Anne Hathaway, Rachel Getting Married
Angelina Jolie, The Changeling
Melissa Leo, Frozen River
Meryl Streep, Doubt
Kate Winslet, The Reader
Another pretty tough competition this year and another one that could be the shocker of the evening. Until nominations were announced, I think a lot of people (myself included) thought that Anne Hathaway probably had this all sewn up. Meryl MIGHT make a play for the prize (it's been awhile since Meryl actually WON one of these bad boys), but a lot of us thought it was Anne's to hold onto. And then something happened . . . the Academy ignored the studio campaigning and nominated Kate Winslet for Best Actress for The Reader -- rather than Revolutionary Road or rather than putting her up for Best Supporting Actress. On top of that, Kate swept the Golden Globes. On top of that, The Reader became the surprise fifth best picture nominee, beating out "sure thing" The Dark Knight. The buzz around Winslet has been growing as people question how someone so brilliant (and let's face it, folks, she is) could have acquired so many nominations (six) at such a young age (33) and not have won. So Winslet has emerged as the leading contender, but never, ever count out any of these others -- especially Meryl. That bitch is determined!

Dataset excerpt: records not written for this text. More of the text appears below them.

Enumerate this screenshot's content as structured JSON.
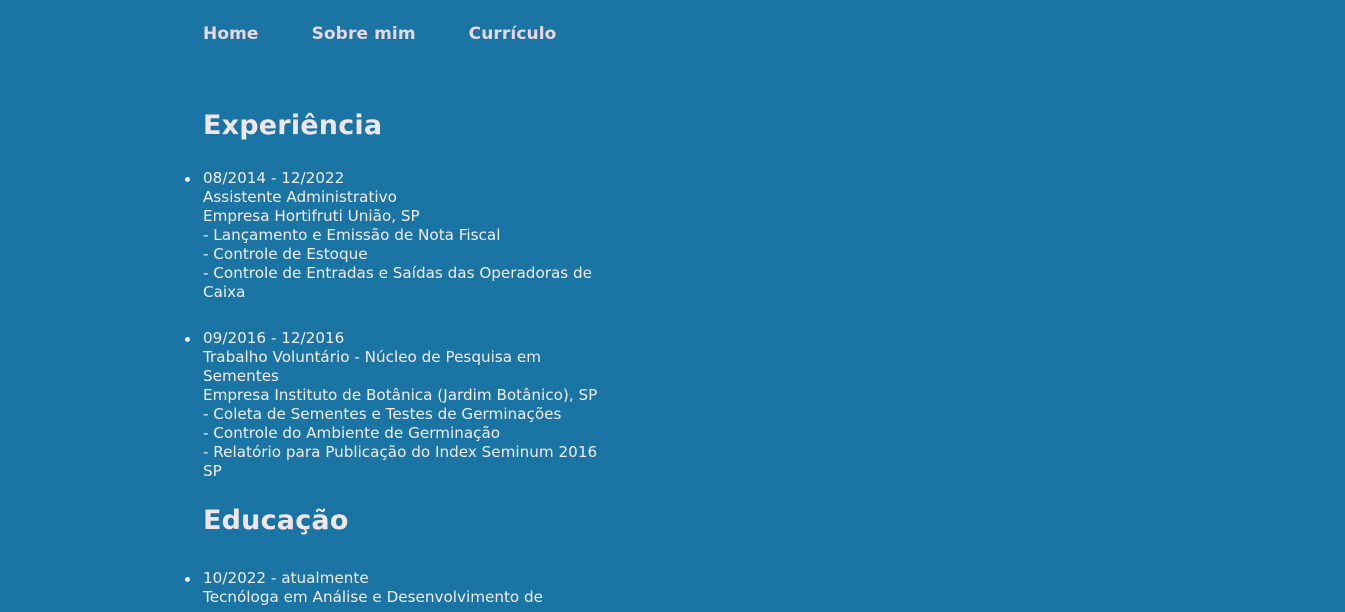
{
  "nav": {
    "items": [
      "Home",
      "Sobre mim",
      "Currículo"
    ]
  },
  "experience": {
    "title": "Experiência",
    "items": [
      {
        "period": "08/2014 - 12/2022",
        "role": "Assistente Administrativo",
        "company": "Empresa Hortifruti União, SP",
        "tasks": [
          "- Lançamento e Emissão de Nota Fiscal",
          "- Controle de Estoque",
          "- Controle de Entradas e Saídas das Operadoras de Caixa"
        ]
      },
      {
        "period": "09/2016 - 12/2016",
        "role": "Trabalho Voluntário - Núcleo de Pesquisa em Sementes",
        "company": "Empresa Instituto de Botânica (Jardim Botânico), SP",
        "tasks": [
          "- Coleta de Sementes e Testes de Germinações",
          "- Controle do Ambiente de Germinação",
          "- Relatório para Publicação do Index Seminum 2016 SP"
        ]
      }
    ]
  },
  "education": {
    "title": "Educação",
    "items": [
      {
        "period": "10/2022 - atualmente",
        "course": "Tecnóloga em Análise e Desenvolvimento de"
      }
    ]
  },
  "colors": {
    "background": "#1a74a4",
    "nav_text": "#ead6e0",
    "body_text": "#f3ecec"
  }
}
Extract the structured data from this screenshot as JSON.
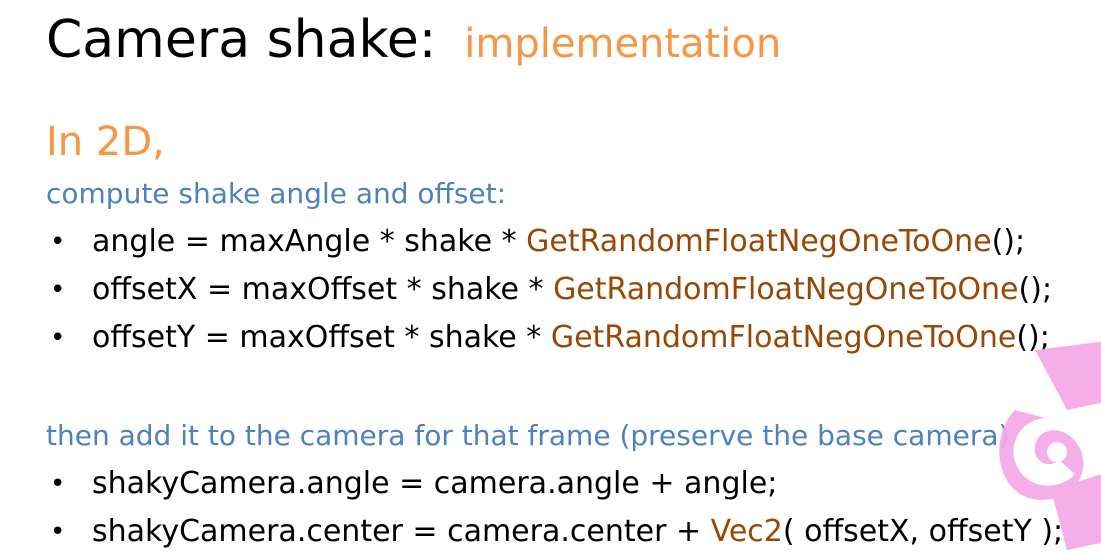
{
  "title": {
    "main": "Camera shake:",
    "sub": "implementation"
  },
  "subheading": "In 2D,",
  "section1": {
    "caption": "compute shake angle and offset:",
    "items": [
      {
        "code": "angle = maxAngle * shake * ",
        "fn": "GetRandomFloatNegOneToOne",
        "tail": "();"
      },
      {
        "code": "offsetX = maxOffset * shake * ",
        "fn": "GetRandomFloatNegOneToOne",
        "tail": "();"
      },
      {
        "code": "offsetY = maxOffset * shake * ",
        "fn": "GetRandomFloatNegOneToOne",
        "tail": "();"
      }
    ]
  },
  "section2": {
    "caption": "then add it to the camera for that frame (preserve the base camera)",
    "items": [
      {
        "code": "shakyCamera.angle = camera.angle + angle;"
      },
      {
        "code": "shakyCamera.center = camera.center + ",
        "fn": "Vec2",
        "tail": "( offsetX, offsetY );"
      }
    ]
  },
  "colors": {
    "accent_orange": "#f79646",
    "caption_blue": "#4f81bd",
    "function_brown": "#984806",
    "watermark_pink": "#f4a6e6"
  },
  "icons": {
    "bullet": "•",
    "watermark": "pink-logo-watermark"
  }
}
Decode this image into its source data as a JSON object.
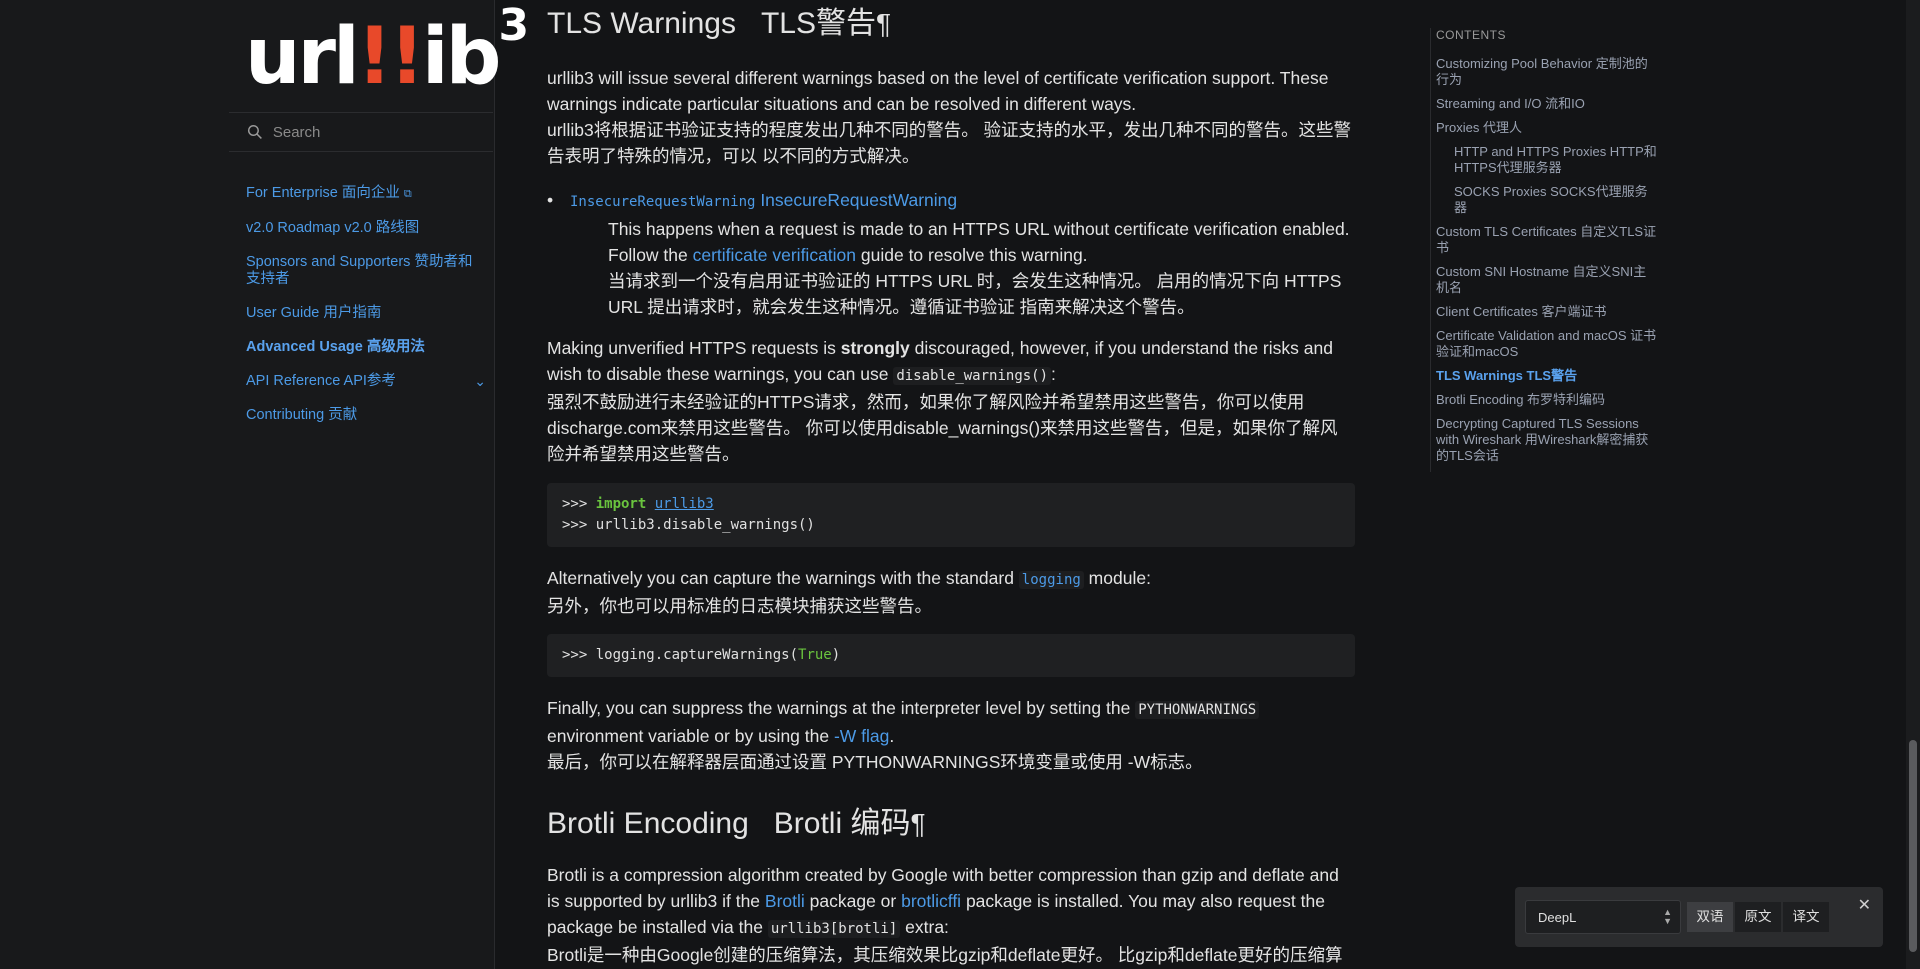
{
  "sidebar": {
    "logo_main": "url",
    "logo_bang": "!!",
    "logo_tail": "ib",
    "logo_sup": "3",
    "search_placeholder": "Search",
    "items": [
      {
        "label": "For Enterprise 面向企业"
      },
      {
        "label": "v2.0 Roadmap v2.0 路线图"
      },
      {
        "label": "Sponsors and Supporters 赞助者和支持者"
      },
      {
        "label": "User Guide 用户指南"
      },
      {
        "label": "Advanced Usage 高级用法"
      },
      {
        "label": "API Reference API参考"
      },
      {
        "label": "Contributing 贡献"
      }
    ]
  },
  "main": {
    "tls_heading": "TLS Warnings   TLS警告",
    "pilcrow": "¶",
    "p1_en": "urllib3 will issue several different warnings based on the level of certificate verification support. These warnings indicate particular situations and can be resolved in different ways.",
    "p1_zh": "urllib3将根据证书验证支持的程度发出几种不同的警告。 验证支持的水平，发出几种不同的警告。这些警告表明了特殊的情况，可以 以不同的方式解决。",
    "warning_code": "InsecureRequestWarning",
    "warning_link": "InsecureRequestWarning",
    "warning_desc_1": "This happens when a request is made to an HTTPS URL without certificate verification enabled. Follow the ",
    "warning_desc_link": "certificate verification",
    "warning_desc_2": " guide to resolve this warning.",
    "warning_desc_zh": "当请求到一个没有启用证书验证的 HTTPS URL 时，会发生这种情况。 启用的情况下向 HTTPS URL 提出请求时，就会发生这种情况。遵循证书验证 指南来解决这个警告。",
    "p2_a": "Making unverified HTTPS requests is ",
    "p2_strong": "strongly",
    "p2_b": " discouraged, however, if you understand the risks and wish to disable these warnings, you can use ",
    "p2_code": "disable_warnings()",
    "p2_c": ":",
    "p2_zh": "强烈不鼓励进行未经验证的HTTPS请求，然而，如果你了解风险并希望禁用这些警告，你可以使用discharge.com来禁用这些警告。 你可以使用disable_warnings()来禁用这些警告，但是，如果你了解风险并希望禁用这些警告。",
    "code1_prompt1": ">>> ",
    "code1_import": "import",
    "code1_module": "urllib3",
    "code1_line2": ">>> urllib3.disable_warnings()",
    "p3_a": "Alternatively you can capture the warnings with the standard ",
    "p3_code": "logging",
    "p3_b": " module:",
    "p3_zh": "另外，你也可以用标准的日志模块捕获这些警告。",
    "code2_a": ">>> logging.captureWarnings(",
    "code2_true": "True",
    "code2_b": ")",
    "p4_a": "Finally, you can suppress the warnings at the interpreter level by setting the ",
    "p4_code": "PYTHONWARNINGS",
    "p4_b": " environment variable or by using the ",
    "p4_link": "-W flag",
    "p4_c": ".",
    "p4_zh": "最后，你可以在解释器层面通过设置 PYTHONWARNINGS环境变量或使用 -W标志。",
    "brotli_heading": "Brotli Encoding   Brotli 编码",
    "p5_a": "Brotli is a compression algorithm created by Google with better compression than gzip and deflate and is supported by urllib3 if the ",
    "p5_link1": "Brotli",
    "p5_b": " package or ",
    "p5_link2": "brotlicffi",
    "p5_c": " package is installed. You may also request the package be installed via the ",
    "p5_code": "urllib3[brotli]",
    "p5_d": " extra:",
    "p5_zh": "Brotli是一种由Google创建的压缩算法，其压缩效果比gzip和deflate更好。 比gzip和deflate更好的压缩算"
  },
  "toc": {
    "title": "CONTENTS",
    "items": [
      {
        "label": "Customizing Pool Behavior 定制池的行为"
      },
      {
        "label": "Streaming and I/O 流和IO"
      },
      {
        "label": "Proxies 代理人"
      },
      {
        "label": "HTTP and HTTPS Proxies HTTP和HTTPS代理服务器"
      },
      {
        "label": "SOCKS Proxies SOCKS代理服务器"
      },
      {
        "label": "Custom TLS Certificates 自定义TLS证书"
      },
      {
        "label": "Custom SNI Hostname 自定义SNI主机名"
      },
      {
        "label": "Client Certificates 客户端证书"
      },
      {
        "label": "Certificate Validation and macOS 证书验证和macOS"
      },
      {
        "label": "TLS Warnings TLS警告"
      },
      {
        "label": "Brotli Encoding 布罗特利编码"
      },
      {
        "label": "Decrypting Captured TLS Sessions with Wireshark 用Wireshark解密捕获的TLS会话"
      }
    ]
  },
  "translator": {
    "engine": "DeepL",
    "modes": [
      "双语",
      "原文",
      "译文"
    ],
    "close": "✕"
  }
}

David Fincher, The Curious Case of Benjamin Button
Stephen Daldry, The Reader
Gus Van Sant, Milk
Ron Howard, Frost/Nixon
Danny Boyle, Slumdog Millionaire
I'm going to address this category in the Best Picture.
The Curious Case of Benjamin Button
Okay, now sometimes, the Academy splits the vote here. I don't think that's going to happen this year. I think that the Slumdog juggernaut is too strong to split this vote, so the film is going to take both Best Director and Best Picture. Should it? Keeping in mind that, as of this writing, I've not yet seen Frost/Nixon or The Reader, I'm thinking it probably should. I'm torn between Slumdog and Milk, but when it comes right down to it, I think that Slumdog is perhaps the stronger film. I liked how it was structured and paced. I liked the gritty, almost documentary feel it had at times. While the same things could be said of Milk, the truth is that Slumdog is the one that hits your heart just a tiny bit harder.